Date: 2001-09-10 22:11:28
--- In boost_at_y..., Beman Dawes <bdawes_at_a...> wrote:
> Several C++ Standard Library functions (all inherited from C) are
> particular problems for implementors thread-safe versions of the
> Library because they hold internal state between calls:
> It is actually possible to write thread-safe implementations of
> using thread-specific storage; several C++ compiler vendor's
> implementations do so - the technique is well-know and is explained
> Butenhoff's book.
> But at least one vendor (HP-UX) chose not to provide thread-safe
> of the above functions in their otherwise thread-safe runtime
> library. Instead they provide reentrant versions, with additional
> arguments to workaround the internal state issues:
> These are based on a POSIX spec I'm guessing.
> So what should we do so users of Boost.Threads can write portable
> * Just warn users, and let them deal with having to use say asctime
> some implementations and asctime_r() in other. (This is a poor
> IMO, as it will certainly result in porting bugs only detected
> when programs fail.)
> * Provide a default implementation of the above set of xxx_r
> following the POSIX spec, and warn users to avoid the Standard
An alternative you missed that should go right after the above:
* Provide thread safe implementations of xxx functions by utilizing
thread specific storage. These would be in the boost:: namespace to
avoid collision with standard versions.
> * Provide better, thread-safe, C++ oriented solutions. Haven't
> Number and Tokenizer libraries already done that for the first two
> list? (I haven't looked at the code; is it thread-safe?) So what
> left is a Boost time and date library, something that has been
> the past.
I'd opt for this one in most cases, though one of the two previous

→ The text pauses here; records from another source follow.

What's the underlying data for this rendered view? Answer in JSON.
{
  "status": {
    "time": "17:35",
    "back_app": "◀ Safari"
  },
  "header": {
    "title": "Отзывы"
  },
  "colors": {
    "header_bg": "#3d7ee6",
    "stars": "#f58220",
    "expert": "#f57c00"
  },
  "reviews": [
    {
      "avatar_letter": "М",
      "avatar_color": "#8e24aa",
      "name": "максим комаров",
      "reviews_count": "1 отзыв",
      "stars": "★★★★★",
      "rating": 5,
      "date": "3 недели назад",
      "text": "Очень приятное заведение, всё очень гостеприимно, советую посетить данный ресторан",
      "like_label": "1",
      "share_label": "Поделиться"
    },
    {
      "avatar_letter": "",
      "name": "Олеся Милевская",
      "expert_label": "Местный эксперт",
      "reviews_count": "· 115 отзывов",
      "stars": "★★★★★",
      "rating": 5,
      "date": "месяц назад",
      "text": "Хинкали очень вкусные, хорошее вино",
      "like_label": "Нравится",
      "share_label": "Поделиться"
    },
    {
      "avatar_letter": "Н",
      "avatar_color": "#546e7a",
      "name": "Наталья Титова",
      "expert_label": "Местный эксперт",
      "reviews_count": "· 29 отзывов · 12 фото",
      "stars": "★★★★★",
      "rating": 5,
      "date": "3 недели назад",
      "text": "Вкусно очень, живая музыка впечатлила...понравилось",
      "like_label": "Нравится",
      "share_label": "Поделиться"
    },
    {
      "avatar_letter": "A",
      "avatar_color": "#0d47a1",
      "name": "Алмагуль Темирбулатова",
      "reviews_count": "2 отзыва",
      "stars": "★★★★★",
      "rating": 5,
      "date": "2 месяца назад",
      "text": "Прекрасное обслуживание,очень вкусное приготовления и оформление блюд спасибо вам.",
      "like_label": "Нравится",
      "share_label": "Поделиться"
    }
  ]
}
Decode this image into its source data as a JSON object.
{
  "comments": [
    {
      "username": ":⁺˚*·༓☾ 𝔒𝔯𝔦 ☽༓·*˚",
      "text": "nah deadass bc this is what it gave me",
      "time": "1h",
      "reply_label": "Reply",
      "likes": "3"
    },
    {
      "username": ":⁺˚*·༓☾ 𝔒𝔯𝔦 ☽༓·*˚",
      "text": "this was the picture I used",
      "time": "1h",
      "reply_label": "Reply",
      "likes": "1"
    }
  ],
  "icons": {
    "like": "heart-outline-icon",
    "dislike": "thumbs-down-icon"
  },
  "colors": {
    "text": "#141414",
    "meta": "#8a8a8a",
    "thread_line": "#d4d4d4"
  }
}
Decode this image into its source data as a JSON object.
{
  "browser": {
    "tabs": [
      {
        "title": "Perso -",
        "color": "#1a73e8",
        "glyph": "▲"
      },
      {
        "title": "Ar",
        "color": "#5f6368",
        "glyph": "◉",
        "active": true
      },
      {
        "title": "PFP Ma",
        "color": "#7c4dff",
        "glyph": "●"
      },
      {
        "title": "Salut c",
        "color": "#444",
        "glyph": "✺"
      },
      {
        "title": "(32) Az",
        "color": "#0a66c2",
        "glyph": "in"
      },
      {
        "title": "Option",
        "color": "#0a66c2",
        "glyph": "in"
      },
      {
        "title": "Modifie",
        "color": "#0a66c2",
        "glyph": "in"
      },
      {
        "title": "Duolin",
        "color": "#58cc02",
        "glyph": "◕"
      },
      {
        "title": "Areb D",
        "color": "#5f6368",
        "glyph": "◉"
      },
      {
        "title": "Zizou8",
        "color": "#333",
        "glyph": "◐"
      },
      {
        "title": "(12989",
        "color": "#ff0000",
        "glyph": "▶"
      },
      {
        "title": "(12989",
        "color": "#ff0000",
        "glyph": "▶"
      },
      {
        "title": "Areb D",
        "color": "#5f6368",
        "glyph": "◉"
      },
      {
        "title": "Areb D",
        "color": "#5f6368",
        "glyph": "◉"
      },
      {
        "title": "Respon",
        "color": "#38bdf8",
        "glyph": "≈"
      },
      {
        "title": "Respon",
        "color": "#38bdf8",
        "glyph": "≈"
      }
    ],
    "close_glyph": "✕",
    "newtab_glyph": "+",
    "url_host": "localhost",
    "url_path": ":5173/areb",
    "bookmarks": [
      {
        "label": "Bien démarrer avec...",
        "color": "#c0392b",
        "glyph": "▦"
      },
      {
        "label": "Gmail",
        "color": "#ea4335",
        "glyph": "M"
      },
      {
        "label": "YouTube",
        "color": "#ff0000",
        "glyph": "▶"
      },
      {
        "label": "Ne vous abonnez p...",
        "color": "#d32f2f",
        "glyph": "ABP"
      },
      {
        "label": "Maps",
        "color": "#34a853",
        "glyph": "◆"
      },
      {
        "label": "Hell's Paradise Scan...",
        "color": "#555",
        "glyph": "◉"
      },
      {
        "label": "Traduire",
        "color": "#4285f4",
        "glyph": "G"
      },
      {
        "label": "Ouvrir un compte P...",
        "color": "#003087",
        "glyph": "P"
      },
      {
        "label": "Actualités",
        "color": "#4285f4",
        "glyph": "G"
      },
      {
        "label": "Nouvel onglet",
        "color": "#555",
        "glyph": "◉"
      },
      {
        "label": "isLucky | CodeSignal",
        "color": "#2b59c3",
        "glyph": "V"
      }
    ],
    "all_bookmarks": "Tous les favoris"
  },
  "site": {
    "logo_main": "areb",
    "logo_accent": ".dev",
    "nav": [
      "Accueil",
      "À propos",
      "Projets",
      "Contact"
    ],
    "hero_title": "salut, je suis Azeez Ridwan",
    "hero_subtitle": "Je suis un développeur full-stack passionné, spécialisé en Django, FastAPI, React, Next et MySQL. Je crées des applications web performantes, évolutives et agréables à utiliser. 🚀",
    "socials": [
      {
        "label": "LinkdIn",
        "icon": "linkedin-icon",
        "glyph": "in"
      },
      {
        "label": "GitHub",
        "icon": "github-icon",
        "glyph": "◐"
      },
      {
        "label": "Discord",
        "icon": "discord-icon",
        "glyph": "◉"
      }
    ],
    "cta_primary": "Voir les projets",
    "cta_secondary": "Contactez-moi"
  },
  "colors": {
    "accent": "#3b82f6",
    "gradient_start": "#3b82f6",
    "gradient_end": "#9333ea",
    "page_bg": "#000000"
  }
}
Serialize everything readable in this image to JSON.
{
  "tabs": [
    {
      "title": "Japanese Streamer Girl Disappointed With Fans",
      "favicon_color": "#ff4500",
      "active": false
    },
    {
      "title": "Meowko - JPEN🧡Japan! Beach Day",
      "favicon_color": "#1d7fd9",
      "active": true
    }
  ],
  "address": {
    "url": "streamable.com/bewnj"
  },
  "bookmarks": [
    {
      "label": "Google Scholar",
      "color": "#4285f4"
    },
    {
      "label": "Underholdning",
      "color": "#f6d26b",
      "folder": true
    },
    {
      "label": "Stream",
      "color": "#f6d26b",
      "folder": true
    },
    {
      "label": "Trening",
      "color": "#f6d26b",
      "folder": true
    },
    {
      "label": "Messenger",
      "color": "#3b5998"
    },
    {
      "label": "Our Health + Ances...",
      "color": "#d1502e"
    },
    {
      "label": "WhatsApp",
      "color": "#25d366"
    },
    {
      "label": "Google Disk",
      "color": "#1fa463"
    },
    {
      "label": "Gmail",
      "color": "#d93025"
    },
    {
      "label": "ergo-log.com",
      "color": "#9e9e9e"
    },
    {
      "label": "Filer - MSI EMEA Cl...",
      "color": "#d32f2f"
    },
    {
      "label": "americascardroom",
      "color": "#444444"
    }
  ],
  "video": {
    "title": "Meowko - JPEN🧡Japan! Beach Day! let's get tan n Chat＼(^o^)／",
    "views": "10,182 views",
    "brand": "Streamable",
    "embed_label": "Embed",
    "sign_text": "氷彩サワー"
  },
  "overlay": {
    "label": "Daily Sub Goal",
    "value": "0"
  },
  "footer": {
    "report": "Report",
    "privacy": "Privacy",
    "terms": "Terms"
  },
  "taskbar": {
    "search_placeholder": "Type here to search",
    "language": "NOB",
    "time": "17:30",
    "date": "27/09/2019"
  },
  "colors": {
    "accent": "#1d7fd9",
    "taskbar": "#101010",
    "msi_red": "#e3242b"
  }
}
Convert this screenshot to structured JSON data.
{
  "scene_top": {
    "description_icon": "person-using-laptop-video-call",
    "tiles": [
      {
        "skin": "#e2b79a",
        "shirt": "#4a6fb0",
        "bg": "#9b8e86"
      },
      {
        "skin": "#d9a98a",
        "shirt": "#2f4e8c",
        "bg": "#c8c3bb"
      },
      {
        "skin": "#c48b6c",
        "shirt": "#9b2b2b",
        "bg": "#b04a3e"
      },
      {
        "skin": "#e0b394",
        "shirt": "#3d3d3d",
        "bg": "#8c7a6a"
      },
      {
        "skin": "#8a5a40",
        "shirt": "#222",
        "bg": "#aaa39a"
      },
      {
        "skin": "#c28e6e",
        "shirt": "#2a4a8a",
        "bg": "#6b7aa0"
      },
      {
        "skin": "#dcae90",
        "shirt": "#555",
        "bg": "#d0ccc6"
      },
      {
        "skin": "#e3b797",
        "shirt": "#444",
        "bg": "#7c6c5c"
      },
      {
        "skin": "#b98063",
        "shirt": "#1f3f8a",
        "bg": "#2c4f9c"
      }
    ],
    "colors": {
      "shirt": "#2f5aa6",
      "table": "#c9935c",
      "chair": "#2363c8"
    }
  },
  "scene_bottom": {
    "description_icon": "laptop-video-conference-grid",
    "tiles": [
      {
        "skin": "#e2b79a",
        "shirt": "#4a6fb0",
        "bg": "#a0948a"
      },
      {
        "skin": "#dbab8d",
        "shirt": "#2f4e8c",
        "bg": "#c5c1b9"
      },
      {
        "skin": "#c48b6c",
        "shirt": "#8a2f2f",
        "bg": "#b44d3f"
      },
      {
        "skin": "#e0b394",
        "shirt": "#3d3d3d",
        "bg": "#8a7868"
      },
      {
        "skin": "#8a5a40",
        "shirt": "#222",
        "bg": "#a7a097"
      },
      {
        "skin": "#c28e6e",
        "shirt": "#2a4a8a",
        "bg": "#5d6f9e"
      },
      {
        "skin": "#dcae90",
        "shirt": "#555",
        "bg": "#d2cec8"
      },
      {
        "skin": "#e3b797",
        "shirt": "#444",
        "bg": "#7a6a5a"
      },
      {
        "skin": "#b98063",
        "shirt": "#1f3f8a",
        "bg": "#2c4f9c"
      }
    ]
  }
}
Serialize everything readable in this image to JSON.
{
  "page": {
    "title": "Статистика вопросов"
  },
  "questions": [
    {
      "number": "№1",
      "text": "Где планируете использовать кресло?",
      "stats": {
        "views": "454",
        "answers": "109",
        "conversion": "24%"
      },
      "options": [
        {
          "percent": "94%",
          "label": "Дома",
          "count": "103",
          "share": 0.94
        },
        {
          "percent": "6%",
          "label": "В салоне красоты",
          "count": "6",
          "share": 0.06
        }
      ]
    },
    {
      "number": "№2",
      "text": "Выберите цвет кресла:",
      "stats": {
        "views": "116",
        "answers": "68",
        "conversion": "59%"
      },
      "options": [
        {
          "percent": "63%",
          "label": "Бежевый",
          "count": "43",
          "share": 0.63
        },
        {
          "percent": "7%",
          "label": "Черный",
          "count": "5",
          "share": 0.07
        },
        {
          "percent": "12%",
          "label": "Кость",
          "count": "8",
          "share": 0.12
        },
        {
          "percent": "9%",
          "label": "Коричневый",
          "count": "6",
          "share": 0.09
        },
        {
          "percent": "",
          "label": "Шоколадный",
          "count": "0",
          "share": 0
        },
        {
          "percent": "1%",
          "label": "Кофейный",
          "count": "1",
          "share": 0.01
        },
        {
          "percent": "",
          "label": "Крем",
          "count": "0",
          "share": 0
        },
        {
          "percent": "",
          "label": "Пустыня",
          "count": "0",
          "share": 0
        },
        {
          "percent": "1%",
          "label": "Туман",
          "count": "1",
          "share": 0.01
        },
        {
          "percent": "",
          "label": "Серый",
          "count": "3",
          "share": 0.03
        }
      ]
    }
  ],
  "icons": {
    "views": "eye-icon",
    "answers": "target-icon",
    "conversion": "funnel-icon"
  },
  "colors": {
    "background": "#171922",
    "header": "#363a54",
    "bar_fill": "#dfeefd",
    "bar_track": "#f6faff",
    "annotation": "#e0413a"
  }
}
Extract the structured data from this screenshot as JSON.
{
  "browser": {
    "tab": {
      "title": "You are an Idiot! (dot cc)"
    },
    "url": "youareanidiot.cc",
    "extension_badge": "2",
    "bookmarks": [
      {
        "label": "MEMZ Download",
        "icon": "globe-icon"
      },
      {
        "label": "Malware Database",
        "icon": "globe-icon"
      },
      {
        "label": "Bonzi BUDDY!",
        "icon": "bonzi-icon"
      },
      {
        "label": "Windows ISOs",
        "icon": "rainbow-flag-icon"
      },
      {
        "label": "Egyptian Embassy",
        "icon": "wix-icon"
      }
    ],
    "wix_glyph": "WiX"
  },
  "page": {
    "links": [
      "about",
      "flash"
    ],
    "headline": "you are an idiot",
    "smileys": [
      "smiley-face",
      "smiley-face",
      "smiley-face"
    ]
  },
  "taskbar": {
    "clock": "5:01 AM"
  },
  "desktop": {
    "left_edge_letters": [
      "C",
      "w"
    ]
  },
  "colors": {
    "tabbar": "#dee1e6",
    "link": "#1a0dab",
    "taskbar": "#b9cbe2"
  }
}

(yours and mine) options might be needed for legacy code.
Boost list run by bdawes at acm.org, gregod at cs.rpi.edu, cpdaniel at pacbell.net, john at johnmaddock.co.uk